--- Supplied information Enclosed Below ---

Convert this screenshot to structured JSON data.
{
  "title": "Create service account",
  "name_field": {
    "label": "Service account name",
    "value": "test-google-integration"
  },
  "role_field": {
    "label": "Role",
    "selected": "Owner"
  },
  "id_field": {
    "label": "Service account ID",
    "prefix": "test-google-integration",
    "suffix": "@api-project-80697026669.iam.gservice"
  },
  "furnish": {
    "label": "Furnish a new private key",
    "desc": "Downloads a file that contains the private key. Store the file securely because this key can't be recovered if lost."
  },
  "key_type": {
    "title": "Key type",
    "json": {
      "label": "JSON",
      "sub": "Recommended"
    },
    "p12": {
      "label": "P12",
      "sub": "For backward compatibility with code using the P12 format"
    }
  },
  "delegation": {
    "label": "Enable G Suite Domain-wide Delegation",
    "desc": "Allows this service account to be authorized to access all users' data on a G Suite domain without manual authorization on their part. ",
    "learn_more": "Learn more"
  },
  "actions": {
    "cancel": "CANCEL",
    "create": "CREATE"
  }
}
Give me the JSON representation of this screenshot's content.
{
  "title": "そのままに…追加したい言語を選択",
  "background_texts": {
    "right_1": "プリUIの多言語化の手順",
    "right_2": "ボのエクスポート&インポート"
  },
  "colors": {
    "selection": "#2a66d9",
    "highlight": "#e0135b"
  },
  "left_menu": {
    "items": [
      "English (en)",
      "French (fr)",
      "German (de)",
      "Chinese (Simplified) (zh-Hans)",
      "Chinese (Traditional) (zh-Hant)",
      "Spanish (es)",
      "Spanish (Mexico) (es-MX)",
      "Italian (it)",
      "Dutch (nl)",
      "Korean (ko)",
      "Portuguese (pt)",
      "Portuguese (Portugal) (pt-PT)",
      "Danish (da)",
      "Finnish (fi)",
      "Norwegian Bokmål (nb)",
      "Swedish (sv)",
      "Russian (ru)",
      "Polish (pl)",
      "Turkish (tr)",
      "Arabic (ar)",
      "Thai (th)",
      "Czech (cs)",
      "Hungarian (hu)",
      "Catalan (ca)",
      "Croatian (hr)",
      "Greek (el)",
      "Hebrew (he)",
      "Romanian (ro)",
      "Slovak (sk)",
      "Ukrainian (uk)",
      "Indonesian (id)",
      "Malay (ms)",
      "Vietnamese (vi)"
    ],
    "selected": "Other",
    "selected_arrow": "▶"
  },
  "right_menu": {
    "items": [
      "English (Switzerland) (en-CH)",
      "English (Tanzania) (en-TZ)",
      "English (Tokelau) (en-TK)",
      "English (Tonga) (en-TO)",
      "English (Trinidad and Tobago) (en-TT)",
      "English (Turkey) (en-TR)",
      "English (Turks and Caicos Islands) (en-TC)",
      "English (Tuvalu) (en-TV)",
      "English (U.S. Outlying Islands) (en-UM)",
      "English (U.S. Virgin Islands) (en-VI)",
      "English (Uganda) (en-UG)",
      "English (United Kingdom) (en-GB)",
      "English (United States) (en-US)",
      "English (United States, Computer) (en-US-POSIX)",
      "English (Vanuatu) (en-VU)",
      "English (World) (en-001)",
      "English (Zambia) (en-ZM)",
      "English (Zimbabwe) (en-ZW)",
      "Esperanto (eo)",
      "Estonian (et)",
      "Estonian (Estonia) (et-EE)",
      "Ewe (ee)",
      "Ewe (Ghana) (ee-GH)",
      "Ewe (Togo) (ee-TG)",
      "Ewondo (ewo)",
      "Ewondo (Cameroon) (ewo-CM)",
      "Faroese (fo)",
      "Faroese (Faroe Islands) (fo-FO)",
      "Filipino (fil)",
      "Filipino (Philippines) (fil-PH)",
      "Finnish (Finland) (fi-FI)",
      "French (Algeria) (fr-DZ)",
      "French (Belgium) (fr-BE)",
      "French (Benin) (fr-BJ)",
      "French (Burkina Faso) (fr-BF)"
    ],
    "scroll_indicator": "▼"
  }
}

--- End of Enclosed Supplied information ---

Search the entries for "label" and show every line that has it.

Written solution -
    "label": "Service account name",
    "label": "Role",
    "label": "Service account ID",
    "label": "Furnish a new private key",
      "label": "JSON",
      "label": "P12",
    "label": "Enable G Suite Domain-wide Delegation",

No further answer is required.